It’s not so newsworthy that foreign investors are interested in acquiring a 50% share of Bank Muamalat, a major shariah-compliant bank in Indonesia. But it is worth mentioning that Indonesia’s central bank has declared that no foreign investor will be permitted to alter the bank’s shariah-compliance platform.
Note that when Shariah-compliant institutions invest in the West, they often dictate shariah-compliance (an example would be the recent investment by a Qatar real estate firm in downtown Washington DC), but when foreign banks seek to invest in an Islamic country market, the role must not be reversed. Shariah-compliance is enforced on both ends.

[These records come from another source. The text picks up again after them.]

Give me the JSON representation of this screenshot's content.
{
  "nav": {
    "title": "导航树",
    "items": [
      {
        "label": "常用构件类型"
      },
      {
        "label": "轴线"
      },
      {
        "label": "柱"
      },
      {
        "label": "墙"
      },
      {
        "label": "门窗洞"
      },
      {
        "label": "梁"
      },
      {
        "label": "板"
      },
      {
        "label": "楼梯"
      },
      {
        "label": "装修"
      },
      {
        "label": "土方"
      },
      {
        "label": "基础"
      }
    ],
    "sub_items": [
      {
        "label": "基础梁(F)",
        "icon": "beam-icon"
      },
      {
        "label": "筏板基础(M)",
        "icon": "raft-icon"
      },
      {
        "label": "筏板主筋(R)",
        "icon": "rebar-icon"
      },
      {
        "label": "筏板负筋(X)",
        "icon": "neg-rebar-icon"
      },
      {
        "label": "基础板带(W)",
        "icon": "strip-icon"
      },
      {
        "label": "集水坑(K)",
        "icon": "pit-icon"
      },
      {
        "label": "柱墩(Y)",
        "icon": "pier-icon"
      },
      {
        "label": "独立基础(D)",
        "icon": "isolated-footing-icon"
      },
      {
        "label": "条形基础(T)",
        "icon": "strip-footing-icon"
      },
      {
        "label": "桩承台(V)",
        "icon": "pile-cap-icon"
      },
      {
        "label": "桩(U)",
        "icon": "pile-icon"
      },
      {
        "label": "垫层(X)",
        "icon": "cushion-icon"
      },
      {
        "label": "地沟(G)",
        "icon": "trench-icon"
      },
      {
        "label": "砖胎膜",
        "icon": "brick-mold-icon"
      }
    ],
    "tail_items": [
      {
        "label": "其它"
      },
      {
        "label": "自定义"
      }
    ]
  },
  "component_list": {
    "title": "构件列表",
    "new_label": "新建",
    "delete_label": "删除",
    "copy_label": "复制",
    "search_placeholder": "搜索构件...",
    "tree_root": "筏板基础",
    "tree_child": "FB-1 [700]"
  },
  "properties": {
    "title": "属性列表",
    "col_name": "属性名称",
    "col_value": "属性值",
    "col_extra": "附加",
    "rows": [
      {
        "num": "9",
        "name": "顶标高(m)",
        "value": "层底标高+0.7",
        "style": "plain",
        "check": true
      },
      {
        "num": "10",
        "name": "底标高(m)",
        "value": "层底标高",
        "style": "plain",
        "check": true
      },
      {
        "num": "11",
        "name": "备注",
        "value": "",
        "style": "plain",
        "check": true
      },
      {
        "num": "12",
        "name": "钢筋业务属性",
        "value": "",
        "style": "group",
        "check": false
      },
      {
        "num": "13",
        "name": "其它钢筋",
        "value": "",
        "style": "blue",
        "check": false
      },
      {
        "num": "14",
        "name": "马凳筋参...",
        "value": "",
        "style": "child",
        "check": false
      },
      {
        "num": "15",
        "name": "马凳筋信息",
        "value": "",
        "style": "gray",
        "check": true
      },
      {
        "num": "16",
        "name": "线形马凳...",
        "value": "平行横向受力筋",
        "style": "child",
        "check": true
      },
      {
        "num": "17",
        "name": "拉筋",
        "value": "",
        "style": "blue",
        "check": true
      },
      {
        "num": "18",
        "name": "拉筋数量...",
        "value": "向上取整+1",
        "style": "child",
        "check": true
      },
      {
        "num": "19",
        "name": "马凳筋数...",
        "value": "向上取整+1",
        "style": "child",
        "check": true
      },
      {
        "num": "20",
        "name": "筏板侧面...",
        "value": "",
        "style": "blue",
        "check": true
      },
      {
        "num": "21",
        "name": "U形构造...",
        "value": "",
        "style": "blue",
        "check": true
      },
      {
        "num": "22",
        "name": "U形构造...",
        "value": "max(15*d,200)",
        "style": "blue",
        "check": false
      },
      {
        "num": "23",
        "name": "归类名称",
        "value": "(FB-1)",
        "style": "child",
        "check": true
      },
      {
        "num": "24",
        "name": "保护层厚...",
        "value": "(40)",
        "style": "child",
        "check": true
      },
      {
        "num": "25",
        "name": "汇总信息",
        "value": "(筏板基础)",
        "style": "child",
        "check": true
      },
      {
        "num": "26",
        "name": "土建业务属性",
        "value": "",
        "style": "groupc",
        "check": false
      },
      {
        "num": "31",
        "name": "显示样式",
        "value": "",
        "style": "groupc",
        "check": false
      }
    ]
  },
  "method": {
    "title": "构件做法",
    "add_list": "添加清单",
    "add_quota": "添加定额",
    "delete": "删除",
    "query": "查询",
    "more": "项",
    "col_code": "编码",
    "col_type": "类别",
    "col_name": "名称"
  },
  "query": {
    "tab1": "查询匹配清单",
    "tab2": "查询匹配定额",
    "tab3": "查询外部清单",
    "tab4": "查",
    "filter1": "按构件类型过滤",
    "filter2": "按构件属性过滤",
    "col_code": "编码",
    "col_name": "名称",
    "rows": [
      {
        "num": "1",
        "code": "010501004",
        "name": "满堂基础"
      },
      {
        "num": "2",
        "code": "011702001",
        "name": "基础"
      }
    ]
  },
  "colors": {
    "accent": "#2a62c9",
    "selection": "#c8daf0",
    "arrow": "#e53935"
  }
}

This also demonstrates the centralized nature of Shariah-compliance and Islamic economics in general–far from free market capitalism. Government central banks step in to enforce Shariah.